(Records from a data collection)
_ _ _ _ _ _ _
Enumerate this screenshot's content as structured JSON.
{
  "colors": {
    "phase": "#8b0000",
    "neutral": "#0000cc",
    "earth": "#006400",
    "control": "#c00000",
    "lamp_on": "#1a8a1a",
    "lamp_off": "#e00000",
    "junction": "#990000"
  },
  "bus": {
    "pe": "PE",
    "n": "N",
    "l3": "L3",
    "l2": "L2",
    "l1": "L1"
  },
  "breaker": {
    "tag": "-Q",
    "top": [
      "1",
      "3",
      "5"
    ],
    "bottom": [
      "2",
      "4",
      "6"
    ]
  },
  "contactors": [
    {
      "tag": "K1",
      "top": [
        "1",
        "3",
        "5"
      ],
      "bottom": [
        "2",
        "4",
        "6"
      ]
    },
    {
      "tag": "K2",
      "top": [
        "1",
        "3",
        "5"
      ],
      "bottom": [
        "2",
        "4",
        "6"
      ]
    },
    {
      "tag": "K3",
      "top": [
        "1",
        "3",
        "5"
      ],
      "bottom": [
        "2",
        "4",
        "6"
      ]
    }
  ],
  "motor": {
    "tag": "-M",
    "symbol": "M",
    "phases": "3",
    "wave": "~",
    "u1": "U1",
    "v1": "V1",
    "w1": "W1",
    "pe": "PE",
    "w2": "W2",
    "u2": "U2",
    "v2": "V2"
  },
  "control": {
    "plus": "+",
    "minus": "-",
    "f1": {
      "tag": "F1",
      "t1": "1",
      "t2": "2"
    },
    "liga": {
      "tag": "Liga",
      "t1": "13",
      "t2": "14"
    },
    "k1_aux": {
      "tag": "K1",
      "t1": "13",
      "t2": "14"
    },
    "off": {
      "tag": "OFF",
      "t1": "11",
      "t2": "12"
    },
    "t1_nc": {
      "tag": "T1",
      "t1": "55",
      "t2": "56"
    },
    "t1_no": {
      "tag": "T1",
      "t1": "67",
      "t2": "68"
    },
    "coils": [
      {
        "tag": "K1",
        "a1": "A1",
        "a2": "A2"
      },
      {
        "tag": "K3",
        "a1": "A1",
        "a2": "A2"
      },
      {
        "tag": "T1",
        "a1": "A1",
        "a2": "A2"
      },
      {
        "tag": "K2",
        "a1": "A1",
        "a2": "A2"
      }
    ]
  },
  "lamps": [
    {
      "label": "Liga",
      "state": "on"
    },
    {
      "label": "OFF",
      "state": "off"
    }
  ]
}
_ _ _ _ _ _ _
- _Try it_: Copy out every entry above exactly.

- _Task response_:
Enumerate this screenshot's content as structured JSON.
{
  "colors": {
    "phase": "#8b0000",
    "neutral": "#0000cc",
    "earth": "#006400",
    "control": "#c00000",
    "lamp_on": "#1a8a1a",
    "lamp_off": "#e00000",
    "junction": "#990000"
  },
  "bus": {
    "pe": "PE",
    "n": "N",
    "l3": "L3",
    "l2": "L2",
    "l1": "L1"
  },
  "breaker": {
    "tag": "-Q",
    "top": [
      "1",
      "3",
      "5"
    ],
    "bottom": [
      "2",
      "4",
      "6"
    ]
  },
  "contactors": [
    {
      "tag": "K1",
      "top": [
        "1",
        "3",
        "5"
      ],
      "bottom": [
        "2",
        "4",
        "6"
      ]
    },
    {
      "tag": "K2",
      "top": [
        "1",
        "3",
        "5"
      ],
      "bottom": [
        "2",
        "4",
        "6"
      ]
    },
    {
      "tag": "K3",
      "top": [
        "1",
        "3",
        "5"
      ],
      "bottom": [
        "2",
        "4",
        "6"
      ]
    }
  ],
  "motor": {
    "tag": "-M",
    "symbol": "M",
    "phases": "3",
    "wave": "~",
    "u1": "U1",
    "v1": "V1",
    "w1": "W1",
    "pe": "PE",
    "w2": "W2",
    "u2": "U2",
    "v2": "V2"
  },
  "control": {
    "plus": "+",
    "minus": "-",
    "f1": {
      "tag": "F1",
      "t1": "1",
      "t2": "2"
    },
    "liga": {
      "tag": "Liga",
      "t1": "13",
      "t2": "14"
    },
    "k1_aux": {
      "tag": "K1",
      "t1": "13",
      "t2": "14"
    },
    "off": {
      "tag": "OFF",
      "t1": "11",
      "t2": "12"
    },
    "t1_nc": {
      "tag": "T1",
      "t1": "55",
      "t2": "56"
    },
    "t1_no": {
      "tag": "T1",
      "t1": "67",
      "t2": "68"
    },
    "coils": [
      {
        "tag": "K1",
        "a1": "A1",
        "a2": "A2"
      },
      {
        "tag": "K3",
        "a1": "A1",
        "a2": "A2"
      },
      {
        "tag": "T1",
        "a1": "A1",
        "a2": "A2"
      },
      {
        "tag": "K2",
        "a1": "A1",
        "a2": "A2"
      }
    ]
  },
  "lamps": [
    {
      "label": "Liga",
      "state": "on"
    },
    {
      "label": "OFF",
      "state": "off"
    }
  ]
}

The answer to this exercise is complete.